The attack began only a day after the conclusion of the summit in Helsinki of the 52-nation Conference on Security and Cooperation in Europe (CSCE), and three days after the end of the annual meeting of the leaders of the Group of Seven leading industrialized nations (G-7) in Munich, Germany.
Both meetings called for a halt to the war and condemned anew communist-ruled Serbia, the main political and financial backer of the Serbian offensive to annex portions of Bosnia-Herzegovina. But they again rejected a call by Bosnian President Alija Izetbegovic for armed intervention, a move that Serbian leaders apparently took as a sign of vacillation. (CSCE stalls over Yugoslavia, Page 9.)
"You just had the G-7 meeting and the CSCE meeting, where people decided they do not want to treat this as a Persian Gulf kind of thing," said one Western diplomat in Belgrade. "They just want to hear good news about humanitarian aid."
Officials of Bosnia-Herzegovina's government of Muslim Slavs and moderate Croats and Serbs were unrestrained in their criticism.
The Western leaders' pledges of aid are cruelly inadequate, said Ejup Ganic, the Muslim Slav vice president, in a telephone interview. "Now the Serbs have launched a massive attack on Gorazde and their offensive continues."
"It looks like Belgrade has calculated that the West will not intervene," he said.
In staging the assault, Serbian leaders also appeared to have taken advantage of the world's preoccupation with Sarajevo, where international news media have focused on the UN-organized airlift of humanitarian relief.
Backed by a large armored force and the cover of intense shellfire, Serbian forces advanced on Gorazde, a sleepy industrial town nestled between the verdant hills of the Drina River valley.

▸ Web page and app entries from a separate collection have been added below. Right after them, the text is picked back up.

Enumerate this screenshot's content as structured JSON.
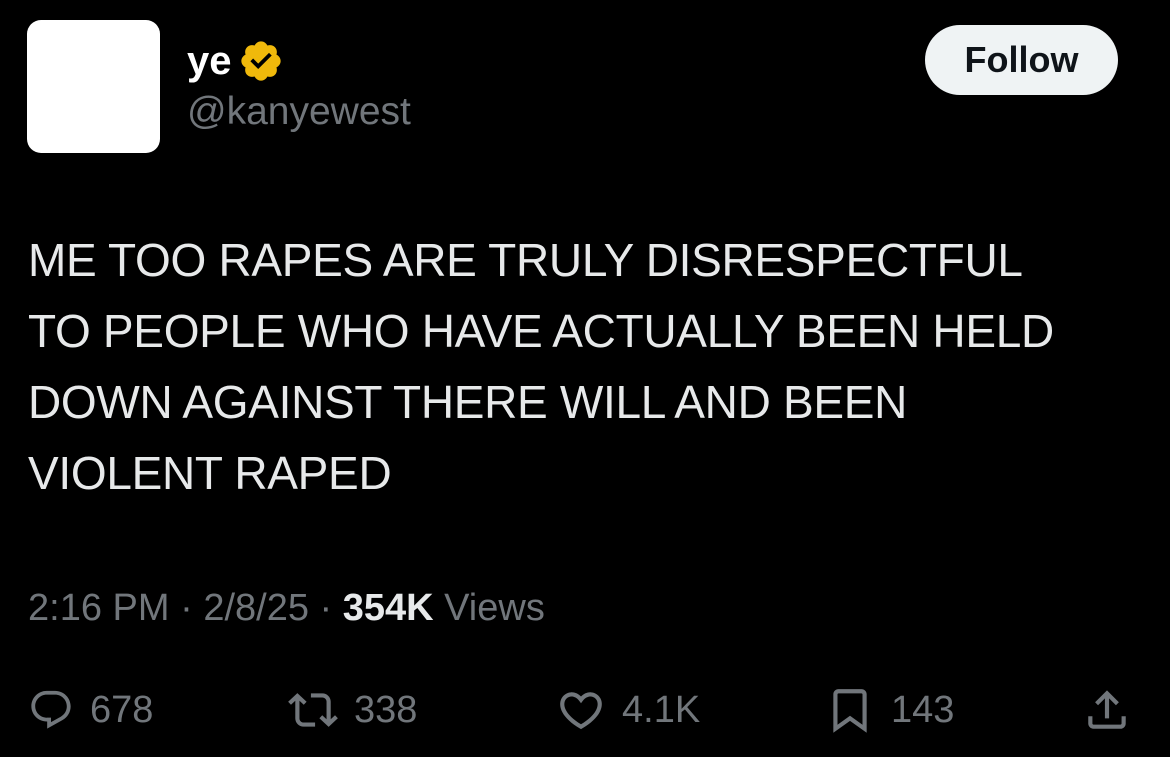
{
  "user": {
    "display_name": "ye",
    "handle": "@kanyewest",
    "verified_badge_color": "#f0b90b"
  },
  "follow_button": {
    "label": "Follow"
  },
  "tweet": {
    "text": "ME TOO RAPES ARE TRULY DISRESPECTFUL\nTO PEOPLE WHO HAVE ACTUALLY BEEN HELD\nDOWN AGAINST THERE WILL AND BEEN\nVIOLENT RAPED",
    "time": "2:16 PM",
    "date": "2/8/25",
    "separator": " · ",
    "views_count": "354K",
    "views_label": " Views"
  },
  "actions": {
    "replies": "678",
    "retweets": "338",
    "likes": "4.1K",
    "bookmarks": "143"
  },
  "icons": {
    "reply": "reply-icon",
    "retweet": "retweet-icon",
    "like": "heart-icon",
    "bookmark": "bookmark-icon",
    "share": "share-icon",
    "verified": "verified-badge-icon"
  },
  "colors": {
    "background": "#000000",
    "text_primary": "#e7e9ea",
    "text_secondary": "#71767b",
    "follow_bg": "#eff3f4",
    "follow_text": "#0f1419"
  }
}
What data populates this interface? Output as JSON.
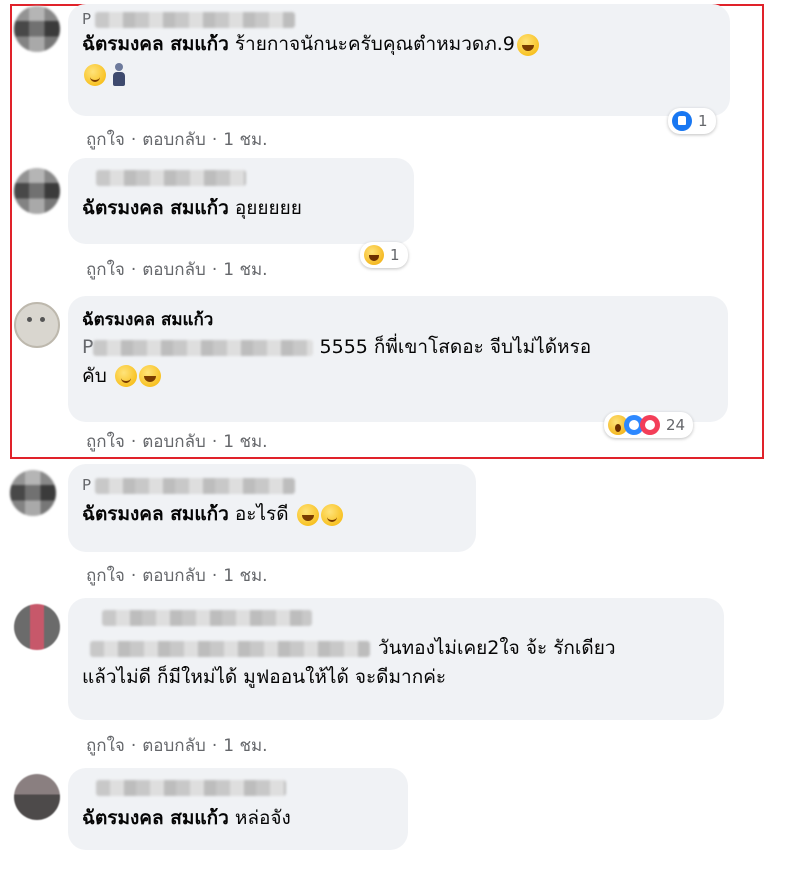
{
  "highlight_color": "#e0222a",
  "actions": {
    "like": "ถูกใจ",
    "dot": "·",
    "reply": "ตอบกลับ",
    "time": "1 ชม."
  },
  "comments": [
    {
      "name_prefix": "P",
      "mention": "ฉัตรมงคล สมแก้ว",
      "text": "ร้ายกาจนักนะครับคุณตำหมวดภ.9",
      "reaction_count": "1"
    },
    {
      "name_prefix": "",
      "mention": "ฉัตรมงคล สมแก้ว",
      "text": "อุยยยยย",
      "reaction_count": "1"
    },
    {
      "author": "ฉัตรมงคล สมแก้ว",
      "text_prefix": "P",
      "text": "5555 ก็พี่เขาโสดอะ จีบไม่ได้หรอ",
      "text_line2": "คับ",
      "reaction_count": "24"
    },
    {
      "name_prefix": "P",
      "mention": "ฉัตรมงคล สมแก้ว",
      "text": "อะไรดี"
    },
    {
      "text": "วันทองไม่เคย2ใจ จ้ะ รักเดียว",
      "text_line2": "แล้วไม่ดี ก็มีใหม่ได้ มูฟออนให้ได้ จะดีมากค่ะ"
    },
    {
      "mention": "ฉัตรมงคล สมแก้ว",
      "text": "หล่อจัง"
    }
  ]
}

The town is 70 percent Muslim Slav and 30 percent Serb. Along with 40,000 residents, it houses 30,000 Muslim Slav refugees who fled from other towns along the republic's eastern border region with Serbia captured in the opening stages of the more than three-month Serb offensive.
As other towns such as Visegrad and Foca fell, Gorazde's citizens tried to avoid bloodshed, organizing a forum of prominent Muslim Slav, Serbian, and Croatian citizens who pledged to remain neutral.
But Serbian extremists, including members of the police force, cleaned out Gorazde's territorial defense armory and took over its main factory, an ammunition manufacturing plant. They set up barricades and bunkers on surrounding roads and hilltops, from which they began shelling the town with weaponry provided by the Serb-dominated Yugoslav Army, and waited for reinforcements.
The capture of Gorazde would give the Yugoslav Army-equipped Serbian Democratic Party (SDS) control of the entire eastern region of Bosnia-Herzegovina and bring it to the verge of realizing its goal of capturing 70 percent of the republic.
"If they do that, then they just have to take a few more areas," Mr. Ganic said. "Then the only city of strategic importance left is Sarajevo."
Since telephone lines were severed, Sarajevo has maintained contact with Gorazde through ham radio operators. Electricity has been cut for weeks and there reportedly is little food or medicine.
International aid organizations aware of the town's plight have been barred by the Serbs from delivering relief supplies despite Serbian government pledges.
"We are really afraid of what is happening there," said a UN High Commissioner for Refugees official. "The situation is as bad as Sarajevo, perhaps even worse."
But the most serious concerns are for what will happen after what the SDS's official information organ referred to as the "liberation" of Gorazde by its "Serbian defenders."
Non-Serb residents may share the fate of the hundreds of thousands of Muslim Slavs and Croats driven from other parts of the region by Serbian ethnic purification operations, including house-burnings, forced deportations, and intimidation.
Western diplomats and international relief workers believe that Serbian fighters also have massacred hundreds, perhaps thousands, of non-Serbs in a bid to create a pure Serbian region along the frontier with Serbia, with which they seek to merge their self-declared state.
While all sides have engaged in such "ethnic cleansing" tactics in the areas they control, international relief workers say the scope of the methods employed by Croatian and Muslim Slav militias pale before that of the Serbs.
The attack on Gorazde prompted a call by Bosnia's Muslim Slav-dominated military for all its units in the region to converge on the town to prevent its capture.
Sefer Halilovic, Bosnia's top commander, also called for "the international community to prevent and halt massacres of the innocent civilian population."
But, with Western powers apparently intent on restricting their role in the Balkan morass, there seems almost no chance that appeal will be answered.